Page and application data records:
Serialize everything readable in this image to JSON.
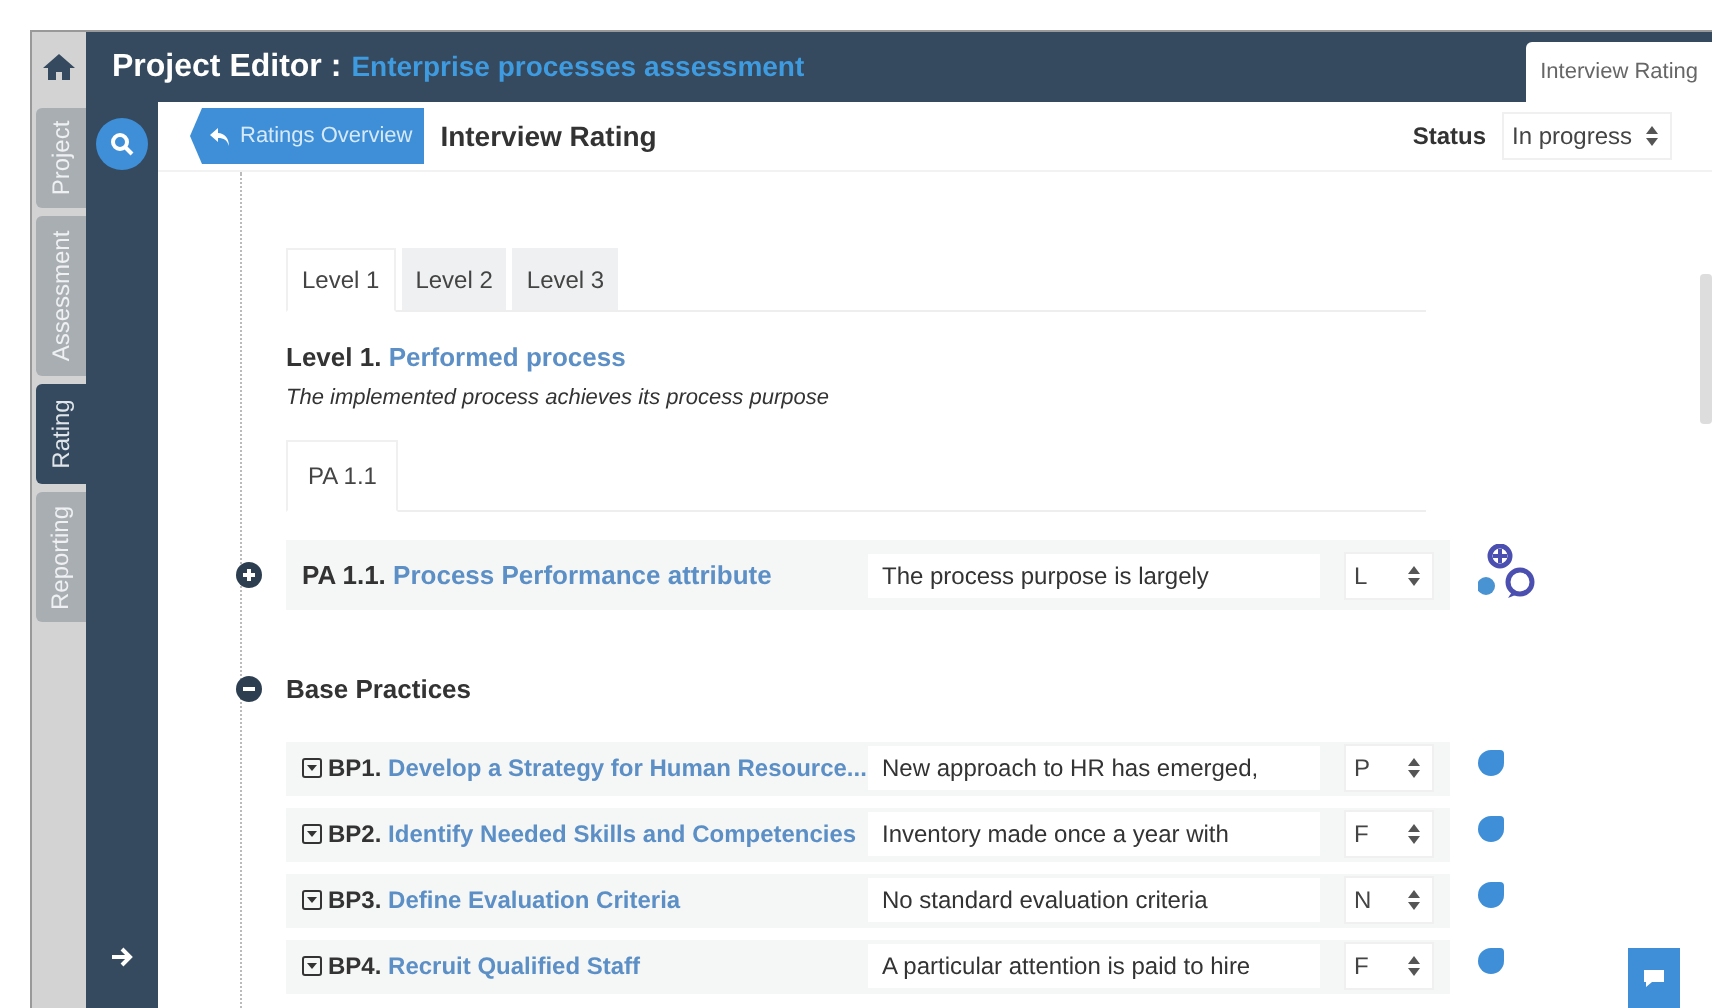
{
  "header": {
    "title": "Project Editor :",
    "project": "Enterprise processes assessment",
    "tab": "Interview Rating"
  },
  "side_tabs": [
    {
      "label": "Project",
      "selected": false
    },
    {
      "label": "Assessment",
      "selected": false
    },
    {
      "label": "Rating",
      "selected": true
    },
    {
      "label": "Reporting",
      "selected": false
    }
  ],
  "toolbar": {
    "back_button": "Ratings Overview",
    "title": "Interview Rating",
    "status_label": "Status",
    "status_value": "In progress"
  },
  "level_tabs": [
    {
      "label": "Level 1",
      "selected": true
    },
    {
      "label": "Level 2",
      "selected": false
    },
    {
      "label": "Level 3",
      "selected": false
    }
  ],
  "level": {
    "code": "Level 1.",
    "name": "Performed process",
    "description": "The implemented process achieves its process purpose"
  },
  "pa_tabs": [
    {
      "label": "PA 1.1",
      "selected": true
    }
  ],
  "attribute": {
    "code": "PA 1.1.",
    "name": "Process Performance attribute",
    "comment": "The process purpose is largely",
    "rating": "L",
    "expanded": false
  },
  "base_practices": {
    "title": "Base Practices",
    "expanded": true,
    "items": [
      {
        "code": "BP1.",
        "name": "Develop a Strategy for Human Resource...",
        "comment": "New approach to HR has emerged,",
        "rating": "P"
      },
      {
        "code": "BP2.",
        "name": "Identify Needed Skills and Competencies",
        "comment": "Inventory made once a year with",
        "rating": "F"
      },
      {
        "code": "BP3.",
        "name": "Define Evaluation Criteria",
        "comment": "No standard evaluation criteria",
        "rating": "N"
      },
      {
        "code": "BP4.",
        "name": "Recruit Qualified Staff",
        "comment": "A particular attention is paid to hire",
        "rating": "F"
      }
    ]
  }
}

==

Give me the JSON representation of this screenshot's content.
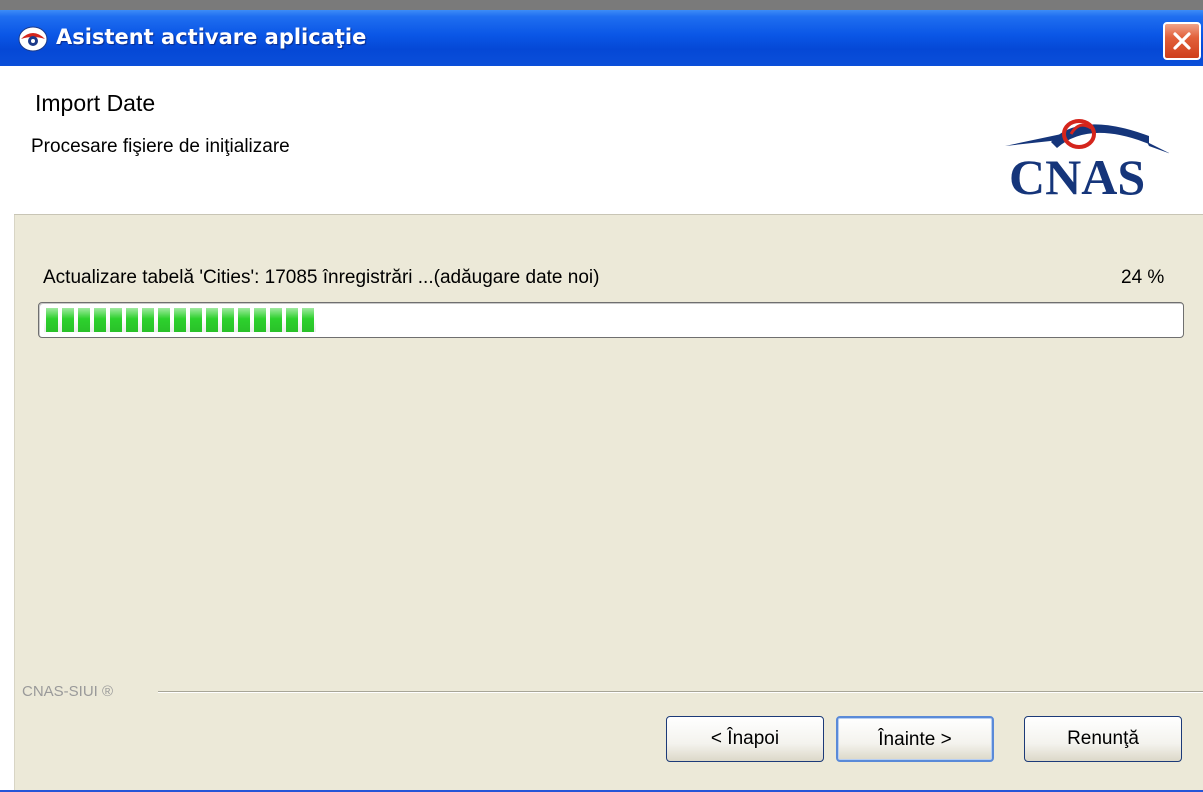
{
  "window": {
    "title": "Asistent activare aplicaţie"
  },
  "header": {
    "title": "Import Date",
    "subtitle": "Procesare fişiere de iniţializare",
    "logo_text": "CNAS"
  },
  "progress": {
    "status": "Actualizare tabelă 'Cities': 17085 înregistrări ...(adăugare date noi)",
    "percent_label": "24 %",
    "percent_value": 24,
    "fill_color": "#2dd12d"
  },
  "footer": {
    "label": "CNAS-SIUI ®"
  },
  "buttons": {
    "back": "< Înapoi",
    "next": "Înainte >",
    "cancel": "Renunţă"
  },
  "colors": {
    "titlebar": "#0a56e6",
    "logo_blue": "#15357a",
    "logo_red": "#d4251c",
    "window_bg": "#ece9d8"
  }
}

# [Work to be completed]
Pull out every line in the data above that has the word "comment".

# [Answer space]
    "comment": "The process purpose is largely",
        "comment": "New approach to HR has emerged,",
        "comment": "Inventory made once a year with",
        "comment": "No standard evaluation criteria",
        "comment": "A particular attention is paid to hire",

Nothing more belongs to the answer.